### Required work:
Could you return every record below exactly as it stands, leaving out the pictures?

### Entries from a dataset of interfaces:
>>>

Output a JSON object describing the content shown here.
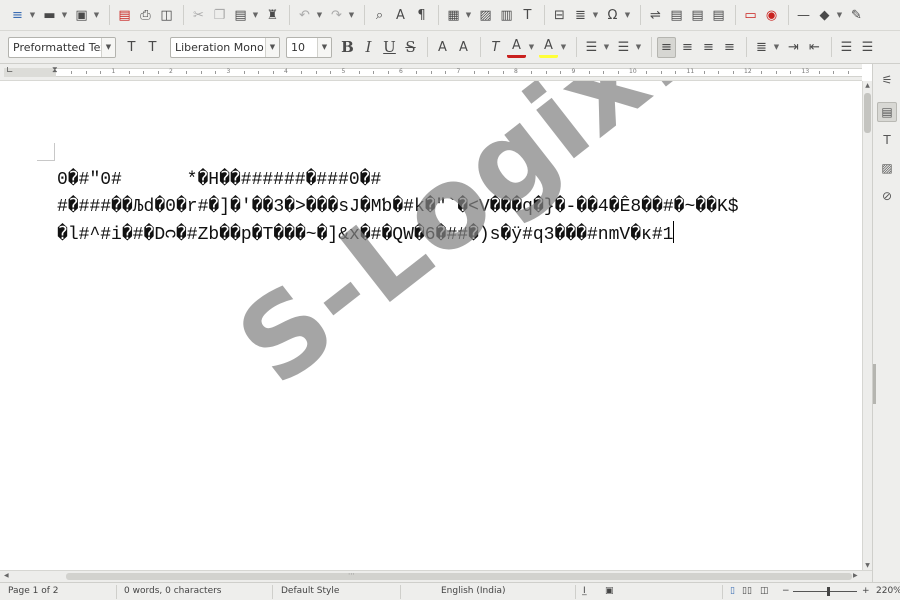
{
  "toolbar": {
    "para_style": "Preformatted Text",
    "font_name": "Liberation Mono",
    "font_size": "10",
    "icons": {
      "new": "≡",
      "open": "▬",
      "save": "▣",
      "export_pdf": "▤",
      "print": "⎙",
      "print_preview": "◫",
      "cut": "✂",
      "copy": "❐",
      "paste": "▤",
      "clone": "♜",
      "undo": "↶",
      "redo": "↷",
      "find": "⌕",
      "spelling": "A",
      "pilcrow": "¶",
      "table": "▦",
      "image": "▨",
      "chart": "▥",
      "textbox": "T",
      "page_break": "⊟",
      "field": "≣",
      "special_char": "Ω",
      "hyperlink": "⇌",
      "footnote": "▤",
      "comment": "▭",
      "track_changes": "◉",
      "line": "—",
      "shapes": "◆",
      "draw": "✎",
      "bold": "B",
      "italic": "I",
      "underline": "U",
      "strike": "S",
      "superscript": "A",
      "subscript": "A",
      "clear_format": "T",
      "font_color": "A",
      "highlight": "A",
      "bullets": "☰",
      "numbering": "☰",
      "align_left": "≡",
      "align_center": "≡",
      "align_right": "≡",
      "justify": "≡",
      "line_spacing": "≣",
      "indent_more": "⇥",
      "indent_less": "⇤",
      "para_above": "☰",
      "para_below": "☰",
      "style_update": "T",
      "style_new": "T"
    },
    "font_color_accent": "#c9211e",
    "highlight_accent": "#ffff38"
  },
  "ruler": {
    "numbers": [
      "1",
      "2",
      "3",
      "4",
      "5",
      "6",
      "7",
      "8",
      "9",
      "10",
      "11",
      "12",
      "13"
    ]
  },
  "document": {
    "lines": [
      "0�#\"0#      *�H��######�###0�#",
      "#�###��Љd�0�r#�]�'��3�>���sJ�Mƅ�#k�\"`�<V���q�}�-��4�Ê8��#�~��K$",
      "�l#^#i�#�Dᴒ�#Zb��p�T���~�]&x�#�QW�6�##�)s�ÿ#q3���#nmV�ĸ#1"
    ]
  },
  "watermark": "S-Logix.in",
  "sidebar": {
    "icons": {
      "properties": "⚟",
      "styles": "▤",
      "gallery": "T",
      "navigator": "▨",
      "compass": "⊘"
    }
  },
  "status": {
    "page": "Page 1 of 2",
    "words": "0 words, 0 characters",
    "style": "Default Style",
    "language": "English (India)",
    "zoom": "220%",
    "zoom_minus": "−",
    "zoom_plus": "+"
  }
}
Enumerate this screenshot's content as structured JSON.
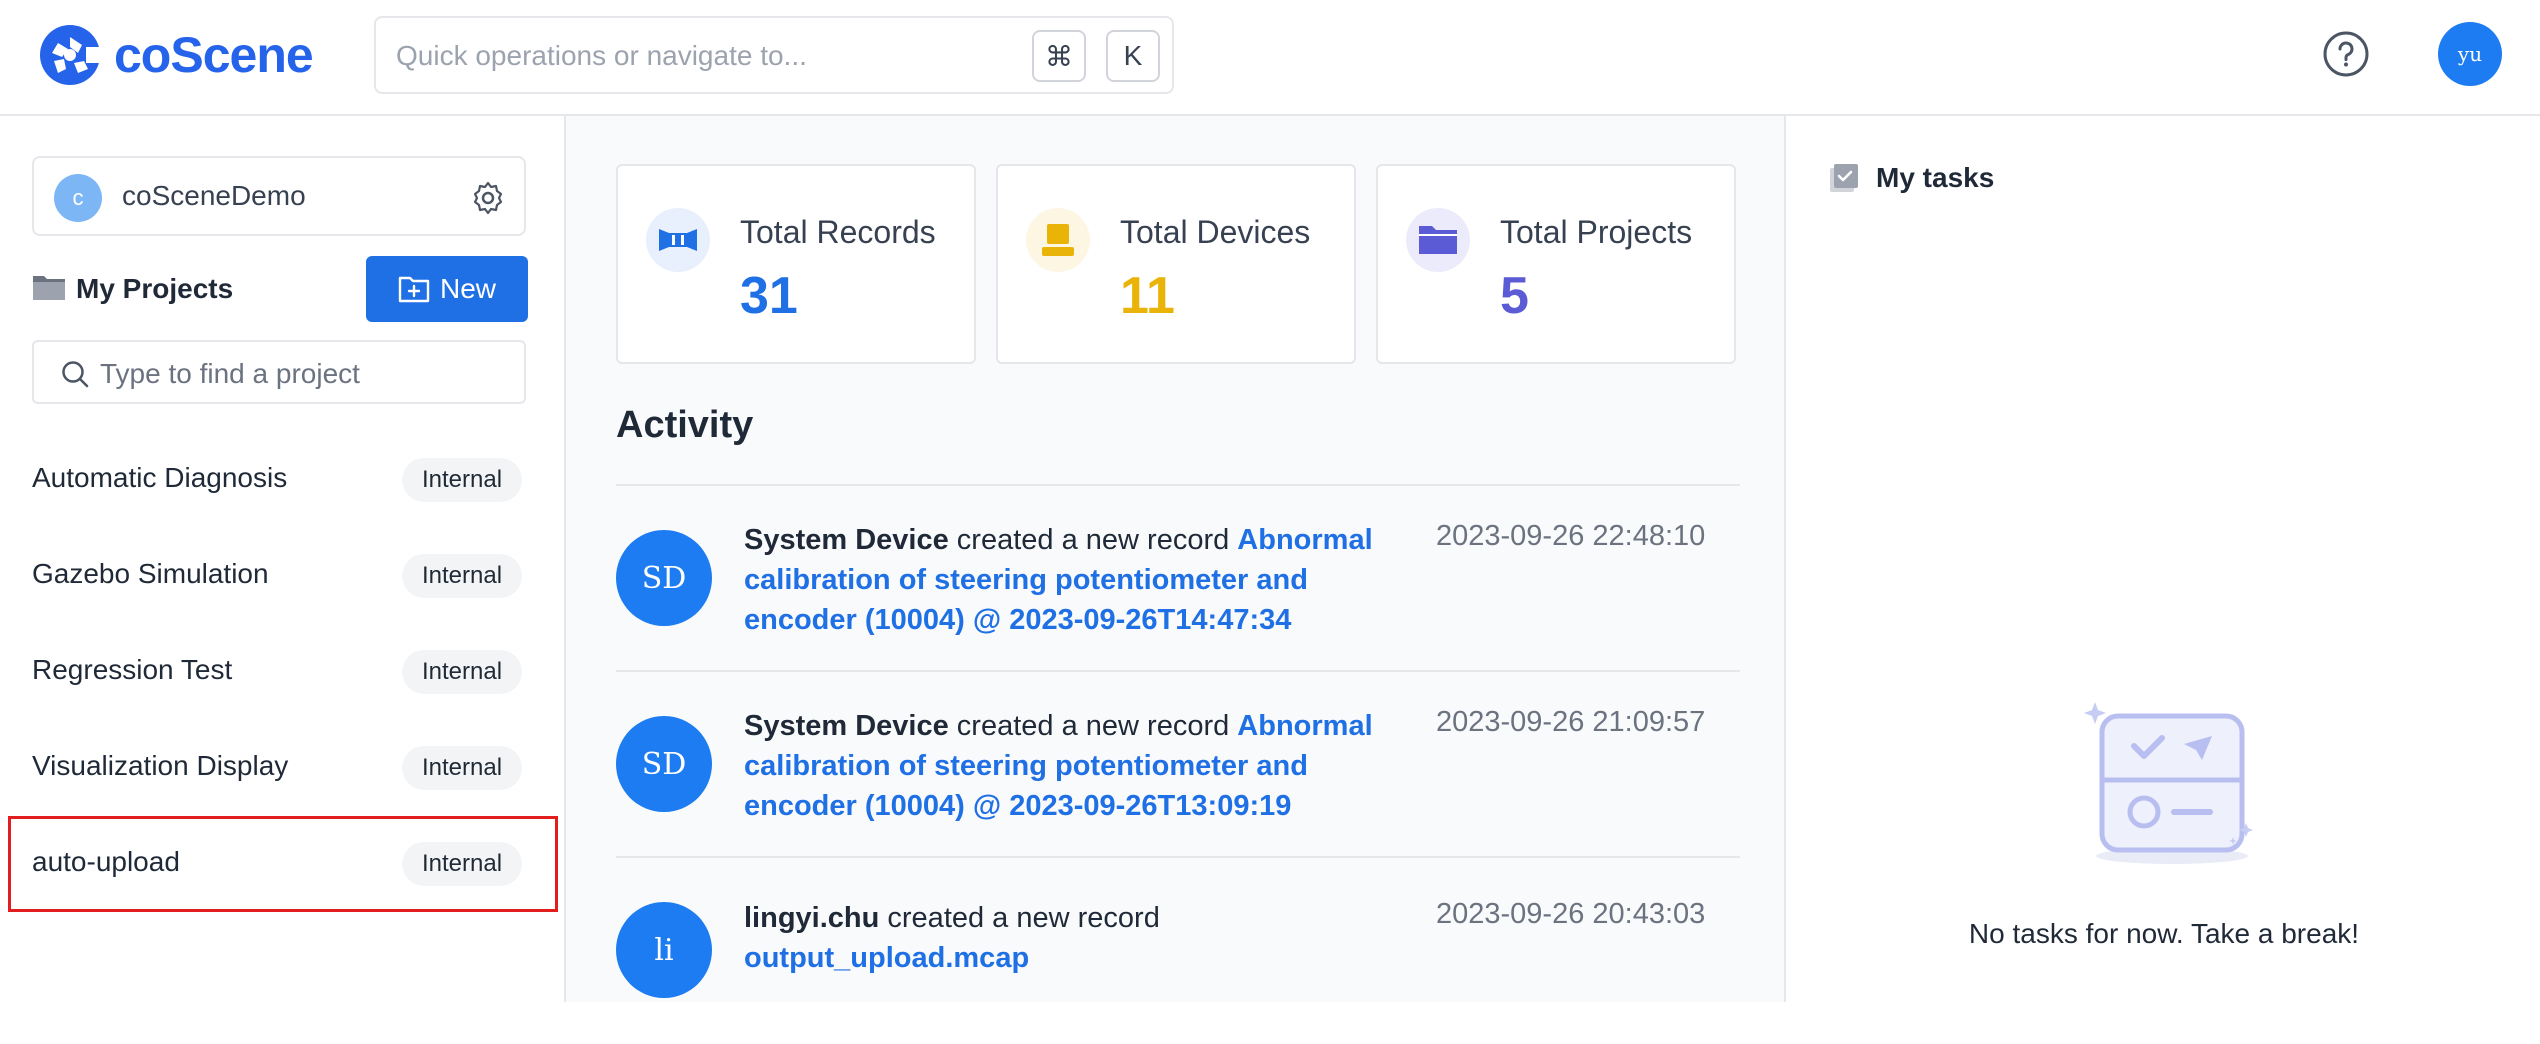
{
  "app": {
    "logo_text": "coScene",
    "brand_color": "#2563eb"
  },
  "header": {
    "search_placeholder": "Quick operations or navigate to...",
    "shortcut_cmd": "⌘",
    "shortcut_key": "K",
    "user_initials": "yu"
  },
  "sidebar": {
    "org": {
      "initial": "c",
      "name": "coSceneDemo"
    },
    "projects_title": "My Projects",
    "new_button": "New",
    "project_search_placeholder": "Type to find a project",
    "projects": [
      {
        "name": "Automatic Diagnosis",
        "visibility": "Internal"
      },
      {
        "name": "Gazebo Simulation",
        "visibility": "Internal"
      },
      {
        "name": "Regression Test",
        "visibility": "Internal"
      },
      {
        "name": "Visualization Display",
        "visibility": "Internal"
      },
      {
        "name": "auto-upload",
        "visibility": "Internal"
      }
    ]
  },
  "stats": [
    {
      "label": "Total Records",
      "value": "31",
      "color": "#1f6fe5"
    },
    {
      "label": "Total Devices",
      "value": "11",
      "color": "#eab308"
    },
    {
      "label": "Total Projects",
      "value": "5",
      "color": "#5b5bd6"
    }
  ],
  "activity": {
    "title": "Activity",
    "items": [
      {
        "avatar": "SD",
        "actor": "System Device",
        "action": " created a new record ",
        "record": "Abnormal calibration of steering potentiometer and encoder (10004) @ 2023-09-26T14:47:34",
        "time": "2023-09-26 22:48:10"
      },
      {
        "avatar": "SD",
        "actor": "System Device",
        "action": " created a new record ",
        "record": "Abnormal calibration of steering potentiometer and encoder (10004) @ 2023-09-26T13:09:19",
        "time": "2023-09-26 21:09:57"
      },
      {
        "avatar": "li",
        "actor": "lingyi.chu",
        "action": " created a new record ",
        "record": "output_upload.mcap",
        "time": "2023-09-26 20:43:03"
      }
    ]
  },
  "tasks": {
    "title": "My tasks",
    "empty_text": "No tasks for now. Take a break!"
  }
}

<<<

### Answer to the exercise:
Output a JSON object describing the content shown here.
{
  "toolbar": {
    "para_style": "Preformatted Text",
    "font_name": "Liberation Mono",
    "font_size": "10",
    "icons": {
      "new": "≡",
      "open": "▬",
      "save": "▣",
      "export_pdf": "▤",
      "print": "⎙",
      "print_preview": "◫",
      "cut": "✂",
      "copy": "❐",
      "paste": "▤",
      "clone": "♜",
      "undo": "↶",
      "redo": "↷",
      "find": "⌕",
      "spelling": "A",
      "pilcrow": "¶",
      "table": "▦",
      "image": "▨",
      "chart": "▥",
      "textbox": "T",
      "page_break": "⊟",
      "field": "≣",
      "special_char": "Ω",
      "hyperlink": "⇌",
      "footnote": "▤",
      "comment": "▭",
      "track_changes": "◉",
      "line": "—",
      "shapes": "◆",
      "draw": "✎",
      "bold": "B",
      "italic": "I",
      "underline": "U",
      "strike": "S",
      "superscript": "A",
      "subscript": "A",
      "clear_format": "T",
      "font_color": "A",
      "highlight": "A",
      "bullets": "☰",
      "numbering": "☰",
      "align_left": "≡",
      "align_center": "≡",
      "align_right": "≡",
      "justify": "≡",
      "line_spacing": "≣",
      "indent_more": "⇥",
      "indent_less": "⇤",
      "para_above": "☰",
      "para_below": "☰",
      "style_update": "T",
      "style_new": "T"
    },
    "font_color_accent": "#c9211e",
    "highlight_accent": "#ffff38"
  },
  "ruler": {
    "numbers": [
      "1",
      "2",
      "3",
      "4",
      "5",
      "6",
      "7",
      "8",
      "9",
      "10",
      "11",
      "12",
      "13"
    ]
  },
  "document": {
    "lines": [
      "0�#\"0#      *�H��######�###0�#",
      "#�###��Љd�0�r#�]�'��3�>���sJ�Mƅ�#k�\"`�<V���q�}�-��4�Ê8��#�~��K$",
      "�l#^#i�#�Dᴒ�#Zb��p�T���~�]&x�#�QW�6�##�)s�ÿ#q3���#nmV�ĸ#1"
    ]
  },
  "watermark": "S-Logix.in",
  "sidebar": {
    "icons": {
      "properties": "⚟",
      "styles": "▤",
      "gallery": "T",
      "navigator": "▨",
      "compass": "⊘"
    }
  },
  "status": {
    "page": "Page 1 of 2",
    "words": "0 words, 0 characters",
    "style": "Default Style",
    "language": "English (India)",
    "zoom": "220%",
    "zoom_minus": "−",
    "zoom_plus": "+"
  }
}
Enumerate this screenshot's content as structured JSON.
{
  "app": {
    "logo_text": "coScene",
    "brand_color": "#2563eb"
  },
  "header": {
    "search_placeholder": "Quick operations or navigate to...",
    "shortcut_cmd": "⌘",
    "shortcut_key": "K",
    "user_initials": "yu"
  },
  "sidebar": {
    "org": {
      "initial": "c",
      "name": "coSceneDemo"
    },
    "projects_title": "My Projects",
    "new_button": "New",
    "project_search_placeholder": "Type to find a project",
    "projects": [
      {
        "name": "Automatic Diagnosis",
        "visibility": "Internal"
      },
      {
        "name": "Gazebo Simulation",
        "visibility": "Internal"
      },
      {
        "name": "Regression Test",
        "visibility": "Internal"
      },
      {
        "name": "Visualization Display",
        "visibility": "Internal"
      },
      {
        "name": "auto-upload",
        "visibility": "Internal"
      }
    ]
  },
  "stats": [
    {
      "label": "Total Records",
      "value": "31",
      "color": "#1f6fe5"
    },
    {
      "label": "Total Devices",
      "value": "11",
      "color": "#eab308"
    },
    {
      "label": "Total Projects",
      "value": "5",
      "color": "#5b5bd6"
    }
  ],
  "activity": {
    "title": "Activity",
    "items": [
      {
        "avatar": "SD",
        "actor": "System Device",
        "action": " created a new record ",
        "record": "Abnormal calibration of steering potentiometer and encoder (10004) @ 2023-09-26T14:47:34",
        "time": "2023-09-26 22:48:10"
      },
      {
        "avatar": "SD",
        "actor": "System Device",
        "action": " created a new record ",
        "record": "Abnormal calibration of steering potentiometer and encoder (10004) @ 2023-09-26T13:09:19",
        "time": "2023-09-26 21:09:57"
      },
      {
        "avatar": "li",
        "actor": "lingyi.chu",
        "action": " created a new record ",
        "record": "output_upload.mcap",
        "time": "2023-09-26 20:43:03"
      }
    ]
  },
  "tasks": {
    "title": "My tasks",
    "empty_text": "No tasks for now. Take a break!"
  }
}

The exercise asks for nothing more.